Although BITs provide comfort for international investors, parties can never completely guard against all risks, including disputes. In this regard, an important feature of BITs is the option to institute investment dispute settlement proceedings against a host state in instances of a breach by such a state. The preferable form of proceedings in this regard is generally arbitration.
There are various arbitration institutions and rules available to parties involved in BIT- related disputes, including the International Centre for Settlement of Investment Disputes (“ICSID”), the International Chamber of Commerce (ICC), and the rules of United Nations Commission on International Trade Law (UNCITRAL). The ICSID, established by the Washington Convention, which the majority of African countries including South Africa have ratified, is the main adjudicative body under the BIT dispute settlement system. In fact, the ICSID is the only purpose-built facility created for settling BIT-related disputes and is the only body that publishes a full list of arbitration disputes in addition to the decisions and awards of arbitrations taking place under its auspices. Other arbitral bodies do not generally publish their decisions or awards.

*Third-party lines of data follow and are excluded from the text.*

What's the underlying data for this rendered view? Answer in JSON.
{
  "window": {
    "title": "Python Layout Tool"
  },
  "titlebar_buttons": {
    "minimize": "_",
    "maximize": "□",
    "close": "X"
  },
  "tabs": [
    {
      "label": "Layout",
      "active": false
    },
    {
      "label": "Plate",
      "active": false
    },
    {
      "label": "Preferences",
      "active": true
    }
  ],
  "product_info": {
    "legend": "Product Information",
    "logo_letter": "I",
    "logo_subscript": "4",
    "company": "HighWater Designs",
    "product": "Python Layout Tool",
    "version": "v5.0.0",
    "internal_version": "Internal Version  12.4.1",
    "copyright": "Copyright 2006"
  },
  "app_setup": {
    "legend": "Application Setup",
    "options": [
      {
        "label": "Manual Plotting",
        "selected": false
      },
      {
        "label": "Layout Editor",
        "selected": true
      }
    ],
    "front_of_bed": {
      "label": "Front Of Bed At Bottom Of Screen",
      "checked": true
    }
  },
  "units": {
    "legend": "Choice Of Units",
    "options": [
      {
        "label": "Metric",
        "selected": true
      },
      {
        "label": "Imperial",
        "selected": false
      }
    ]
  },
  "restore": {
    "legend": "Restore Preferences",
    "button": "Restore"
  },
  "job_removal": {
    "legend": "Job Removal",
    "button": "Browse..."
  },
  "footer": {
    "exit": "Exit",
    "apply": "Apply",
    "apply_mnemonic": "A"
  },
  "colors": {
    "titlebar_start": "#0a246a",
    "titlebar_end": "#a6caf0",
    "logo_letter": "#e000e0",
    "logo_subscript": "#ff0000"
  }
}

At the ICSID, the majority of the disputes arising from BITs relate to natural resources such as oil, gas, and minerals. Between 2010 and 2012, 98 international investment-related disputes have been instituted at the ICSID with BITs accounting for the majority of those claims. The ICSID statistics over that period indicate that there has been a steady rise in international arbitration related to BITs and other forms of international investment instruments. Out of those 98 disputes initiated at the ICSID during this period, 16% of them involved Sub-Saharan African countries; this is compared to 26% involving South American countries and 27% involving Eastern European and Central Asian countries.
Thus far, Piero Foresti and Others v Republic of South Africa is the only case where the South African government has been brought before the ICSID by international investors. In 2007, a group of investors from Italy and Luxembourg filed a claim at the ICSID arguing that South Africa’s Minerals and Petroleum Resources Development Act 28 of 2002 (“MPRD”) contained provisions that amounted to the expropriation of their mineral rights, thus violating the BITs that South Africa had signed with both countries. The South African government defended the MPRD by arguing that the MPRD protected existing mineral rights and allowed for their uninterrupted use as long as companies also met the government’s wider transformational obligations in some accepted combination. The matter was eventually settled and thus questions about whether a host country’s development policies could constitute expropriation of an investor’s proprietary rights were left unanswered. In the arbitration award, the ICSID Tribunal dismissed the claimants’ case and ordered them to pay part of legal the costs of the South African government.
Whilst extensive use is being made of BITs by other African countries, South Africa is phasing out all its BITs as the government holds the view that (1) BITs hinder South Africa’s transformation objectives and its general public interest policy-making ability; (2) BITs offer disproportionately more protection to foreign investors and offer varying protection among those foreign investors; and (3) the Constitution of South African provides adequate protection for foreign investors. The government of South Africa intends to enact the proposed Foreign Investment Bill which will replace current BITs by codifying BIT-type protection into domestic law in the hopes of modernising and improving the foreign investment regime. This move has been met with widespread criticism due to fears of the loss of much-needed FDI in South Africa.